__Task__. Report only the number of lines below in which the string "Drill" appears.
--------------------------------------------------
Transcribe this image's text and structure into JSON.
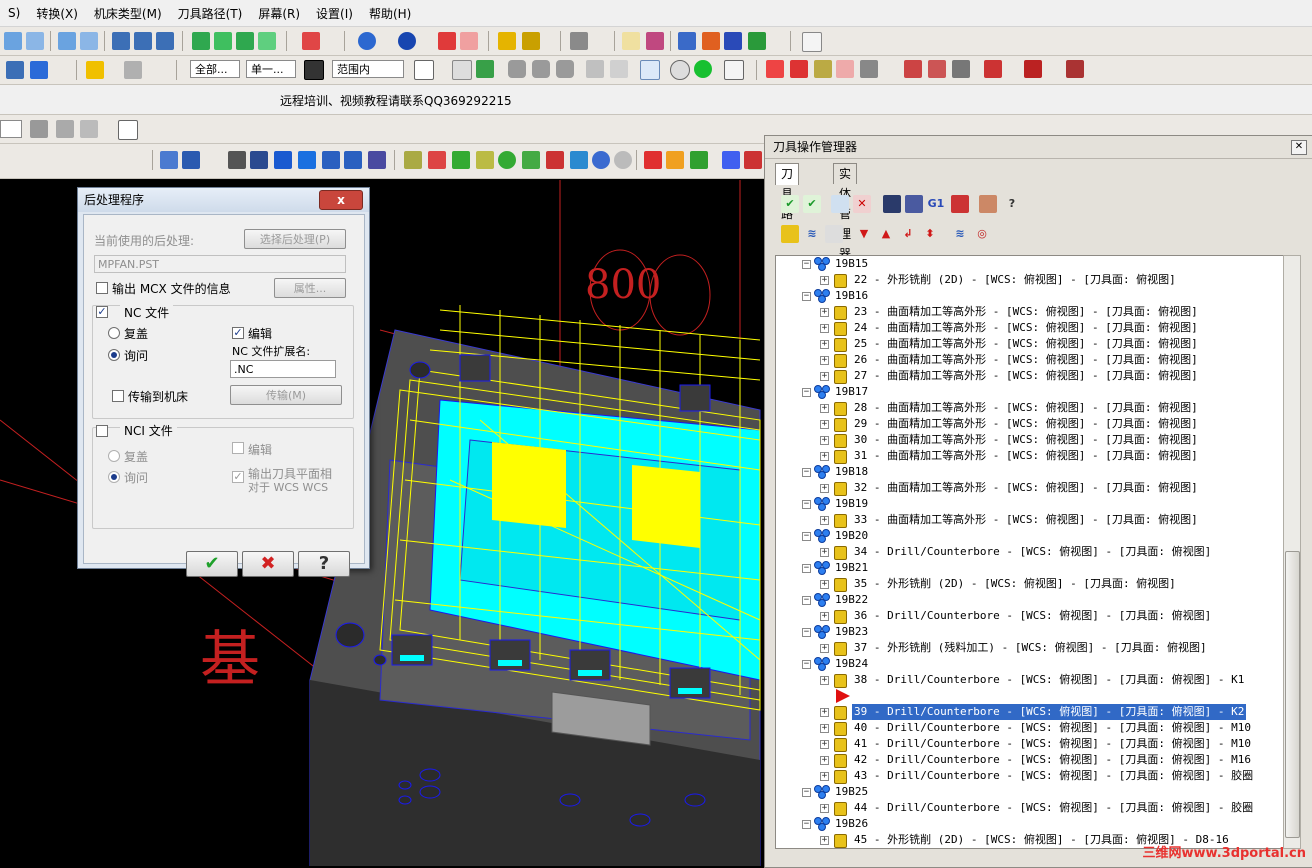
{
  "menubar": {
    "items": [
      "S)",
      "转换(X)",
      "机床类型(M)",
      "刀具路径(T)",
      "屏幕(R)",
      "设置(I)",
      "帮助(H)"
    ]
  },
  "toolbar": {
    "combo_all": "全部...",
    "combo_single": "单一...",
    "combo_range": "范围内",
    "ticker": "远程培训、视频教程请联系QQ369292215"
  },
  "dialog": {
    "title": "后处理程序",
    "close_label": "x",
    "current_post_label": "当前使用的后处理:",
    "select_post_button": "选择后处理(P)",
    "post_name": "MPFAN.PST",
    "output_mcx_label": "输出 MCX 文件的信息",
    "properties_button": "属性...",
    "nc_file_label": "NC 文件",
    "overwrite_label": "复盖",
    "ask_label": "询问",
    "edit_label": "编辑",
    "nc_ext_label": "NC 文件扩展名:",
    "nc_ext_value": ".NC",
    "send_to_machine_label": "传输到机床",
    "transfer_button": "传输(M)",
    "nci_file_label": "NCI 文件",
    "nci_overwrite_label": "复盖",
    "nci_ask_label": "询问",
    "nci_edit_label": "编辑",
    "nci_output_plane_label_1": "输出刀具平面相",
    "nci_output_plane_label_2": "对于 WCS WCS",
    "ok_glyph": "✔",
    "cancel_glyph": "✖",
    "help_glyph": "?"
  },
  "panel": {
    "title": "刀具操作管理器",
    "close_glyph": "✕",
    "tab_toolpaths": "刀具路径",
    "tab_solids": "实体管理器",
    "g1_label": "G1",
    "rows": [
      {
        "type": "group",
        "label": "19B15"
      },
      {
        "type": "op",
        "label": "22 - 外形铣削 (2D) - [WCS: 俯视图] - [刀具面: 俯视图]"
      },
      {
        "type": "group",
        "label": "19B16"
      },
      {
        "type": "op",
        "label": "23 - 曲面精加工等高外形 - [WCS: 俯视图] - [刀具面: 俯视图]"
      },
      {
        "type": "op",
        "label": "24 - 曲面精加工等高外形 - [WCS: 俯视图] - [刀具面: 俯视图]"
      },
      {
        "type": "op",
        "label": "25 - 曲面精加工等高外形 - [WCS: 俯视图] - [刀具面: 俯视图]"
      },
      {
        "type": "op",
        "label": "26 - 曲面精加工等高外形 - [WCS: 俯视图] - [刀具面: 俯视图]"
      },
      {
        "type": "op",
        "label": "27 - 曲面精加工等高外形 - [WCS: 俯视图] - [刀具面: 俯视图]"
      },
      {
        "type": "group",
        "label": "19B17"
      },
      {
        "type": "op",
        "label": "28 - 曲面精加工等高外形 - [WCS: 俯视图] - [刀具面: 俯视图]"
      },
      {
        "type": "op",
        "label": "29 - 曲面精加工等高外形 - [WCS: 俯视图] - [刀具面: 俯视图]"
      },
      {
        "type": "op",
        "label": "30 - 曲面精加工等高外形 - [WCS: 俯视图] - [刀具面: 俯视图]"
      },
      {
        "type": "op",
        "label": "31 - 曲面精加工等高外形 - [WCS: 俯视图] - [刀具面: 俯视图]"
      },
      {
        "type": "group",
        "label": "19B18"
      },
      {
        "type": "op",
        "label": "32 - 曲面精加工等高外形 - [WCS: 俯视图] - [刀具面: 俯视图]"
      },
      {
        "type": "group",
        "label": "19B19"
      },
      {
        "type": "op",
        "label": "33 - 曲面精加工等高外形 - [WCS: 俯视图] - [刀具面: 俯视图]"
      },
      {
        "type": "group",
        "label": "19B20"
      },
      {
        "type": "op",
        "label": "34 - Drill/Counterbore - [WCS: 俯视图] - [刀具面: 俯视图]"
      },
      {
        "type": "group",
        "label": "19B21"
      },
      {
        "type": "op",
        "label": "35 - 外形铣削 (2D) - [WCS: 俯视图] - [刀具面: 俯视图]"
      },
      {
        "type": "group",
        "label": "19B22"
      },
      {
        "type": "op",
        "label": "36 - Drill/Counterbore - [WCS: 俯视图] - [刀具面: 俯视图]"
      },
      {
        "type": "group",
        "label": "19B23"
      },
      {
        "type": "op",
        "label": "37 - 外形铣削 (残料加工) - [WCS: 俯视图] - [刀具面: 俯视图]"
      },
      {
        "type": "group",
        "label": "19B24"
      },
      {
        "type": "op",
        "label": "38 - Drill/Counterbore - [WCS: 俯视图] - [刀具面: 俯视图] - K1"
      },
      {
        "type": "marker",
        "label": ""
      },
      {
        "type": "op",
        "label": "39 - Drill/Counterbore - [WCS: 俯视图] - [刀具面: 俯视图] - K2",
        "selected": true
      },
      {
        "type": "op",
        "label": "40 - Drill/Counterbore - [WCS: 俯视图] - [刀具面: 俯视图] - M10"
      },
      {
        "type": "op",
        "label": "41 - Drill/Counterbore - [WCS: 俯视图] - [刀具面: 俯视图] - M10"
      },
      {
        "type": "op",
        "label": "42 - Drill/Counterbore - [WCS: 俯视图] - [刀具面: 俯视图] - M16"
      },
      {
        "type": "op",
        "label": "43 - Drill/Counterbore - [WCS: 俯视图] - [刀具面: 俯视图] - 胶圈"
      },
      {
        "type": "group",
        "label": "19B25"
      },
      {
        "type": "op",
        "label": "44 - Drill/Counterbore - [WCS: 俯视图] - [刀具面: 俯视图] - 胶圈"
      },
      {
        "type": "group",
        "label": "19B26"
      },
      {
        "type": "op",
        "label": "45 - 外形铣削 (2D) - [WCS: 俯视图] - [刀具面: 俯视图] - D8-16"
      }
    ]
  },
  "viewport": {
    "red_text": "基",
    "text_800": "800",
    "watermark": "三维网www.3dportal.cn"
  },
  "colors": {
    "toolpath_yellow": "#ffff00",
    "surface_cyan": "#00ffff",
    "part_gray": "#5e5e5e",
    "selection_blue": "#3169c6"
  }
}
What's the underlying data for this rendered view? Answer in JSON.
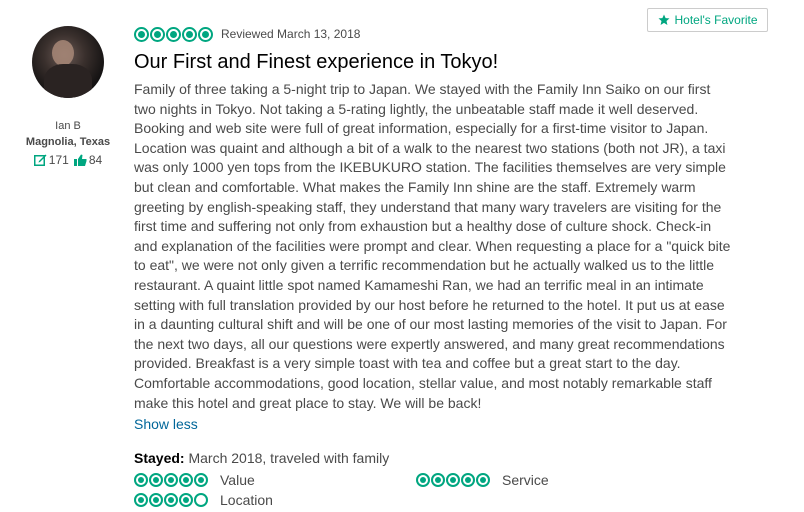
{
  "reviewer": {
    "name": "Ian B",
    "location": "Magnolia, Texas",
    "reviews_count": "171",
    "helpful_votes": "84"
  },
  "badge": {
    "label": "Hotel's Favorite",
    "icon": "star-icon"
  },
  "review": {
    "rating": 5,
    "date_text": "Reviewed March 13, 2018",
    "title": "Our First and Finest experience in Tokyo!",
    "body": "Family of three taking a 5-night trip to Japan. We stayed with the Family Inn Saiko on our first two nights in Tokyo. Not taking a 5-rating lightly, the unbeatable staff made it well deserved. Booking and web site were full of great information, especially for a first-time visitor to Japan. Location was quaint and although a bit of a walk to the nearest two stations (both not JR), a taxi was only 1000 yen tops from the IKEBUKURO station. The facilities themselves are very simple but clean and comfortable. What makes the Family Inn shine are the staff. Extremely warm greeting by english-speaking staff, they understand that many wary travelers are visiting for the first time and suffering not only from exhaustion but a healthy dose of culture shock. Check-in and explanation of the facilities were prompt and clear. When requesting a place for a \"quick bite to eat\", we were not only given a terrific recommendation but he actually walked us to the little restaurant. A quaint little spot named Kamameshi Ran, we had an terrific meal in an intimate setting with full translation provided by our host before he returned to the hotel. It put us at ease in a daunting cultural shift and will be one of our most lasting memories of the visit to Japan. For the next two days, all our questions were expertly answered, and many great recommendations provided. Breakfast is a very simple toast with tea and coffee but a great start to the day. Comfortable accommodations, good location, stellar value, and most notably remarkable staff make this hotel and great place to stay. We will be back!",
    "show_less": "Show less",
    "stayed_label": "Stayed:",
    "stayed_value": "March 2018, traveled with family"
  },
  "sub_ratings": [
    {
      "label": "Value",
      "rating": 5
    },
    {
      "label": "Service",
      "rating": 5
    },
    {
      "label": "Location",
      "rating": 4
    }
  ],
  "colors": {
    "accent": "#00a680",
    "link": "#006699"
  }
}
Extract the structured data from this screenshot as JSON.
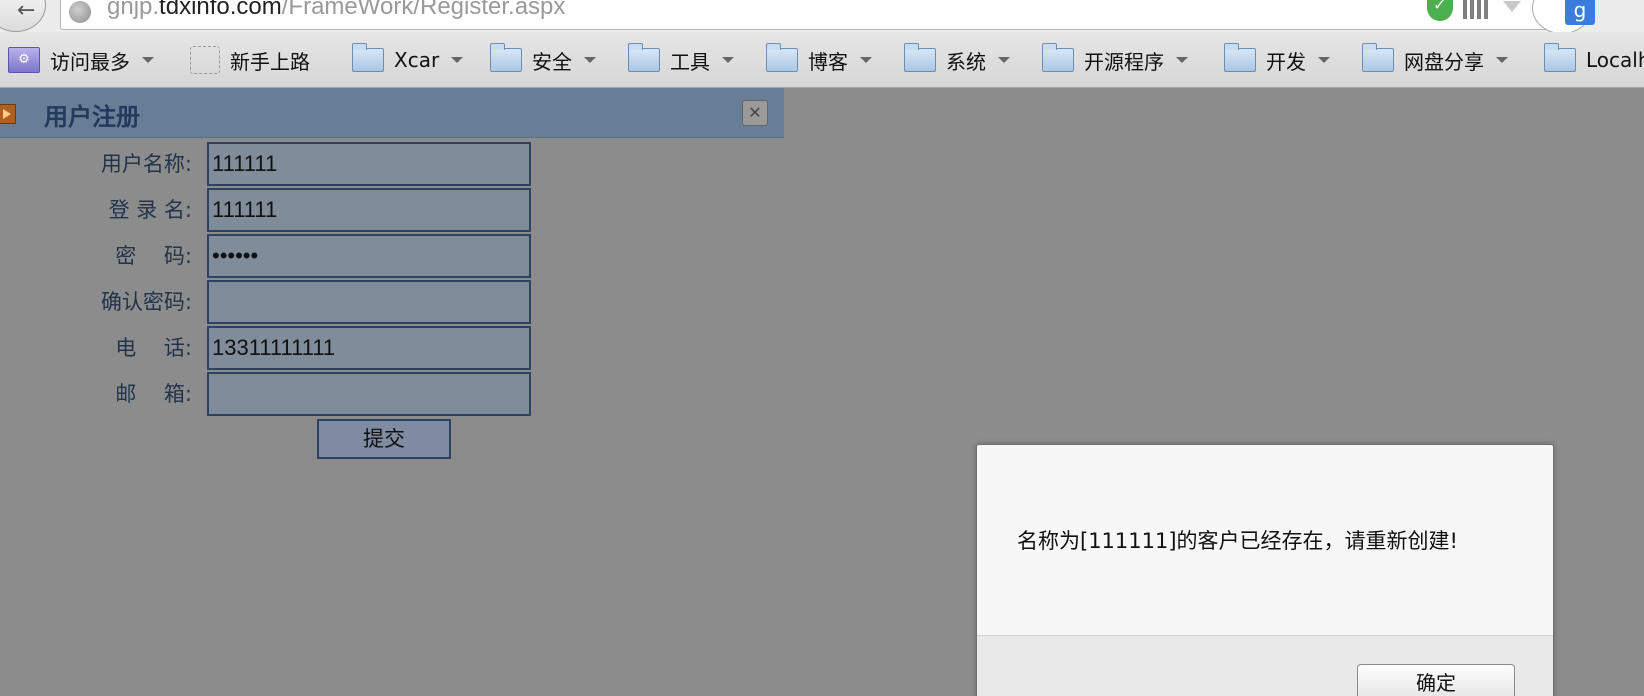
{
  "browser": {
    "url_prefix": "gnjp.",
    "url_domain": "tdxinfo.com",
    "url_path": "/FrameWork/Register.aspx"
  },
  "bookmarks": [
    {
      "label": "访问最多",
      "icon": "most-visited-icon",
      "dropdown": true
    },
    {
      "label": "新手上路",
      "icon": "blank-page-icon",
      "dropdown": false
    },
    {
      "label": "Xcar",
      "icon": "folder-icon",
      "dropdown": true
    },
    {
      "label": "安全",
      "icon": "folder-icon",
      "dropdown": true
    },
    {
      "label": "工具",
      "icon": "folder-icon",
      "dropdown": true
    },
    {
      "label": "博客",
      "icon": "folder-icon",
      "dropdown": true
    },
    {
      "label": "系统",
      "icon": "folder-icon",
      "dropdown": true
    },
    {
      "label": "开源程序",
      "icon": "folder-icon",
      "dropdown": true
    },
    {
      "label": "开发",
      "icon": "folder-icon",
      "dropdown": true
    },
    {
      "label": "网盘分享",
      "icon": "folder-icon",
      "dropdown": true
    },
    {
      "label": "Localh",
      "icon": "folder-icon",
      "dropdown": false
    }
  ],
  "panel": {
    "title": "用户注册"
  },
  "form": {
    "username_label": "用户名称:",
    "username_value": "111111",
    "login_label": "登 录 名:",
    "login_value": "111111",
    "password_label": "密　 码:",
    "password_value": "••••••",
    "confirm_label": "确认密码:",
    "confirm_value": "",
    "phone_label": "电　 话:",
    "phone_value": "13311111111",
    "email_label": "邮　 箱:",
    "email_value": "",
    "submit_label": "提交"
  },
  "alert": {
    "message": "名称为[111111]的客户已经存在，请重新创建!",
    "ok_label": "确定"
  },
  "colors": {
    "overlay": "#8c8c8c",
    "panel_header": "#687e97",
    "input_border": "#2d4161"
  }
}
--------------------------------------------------
__Result__. 9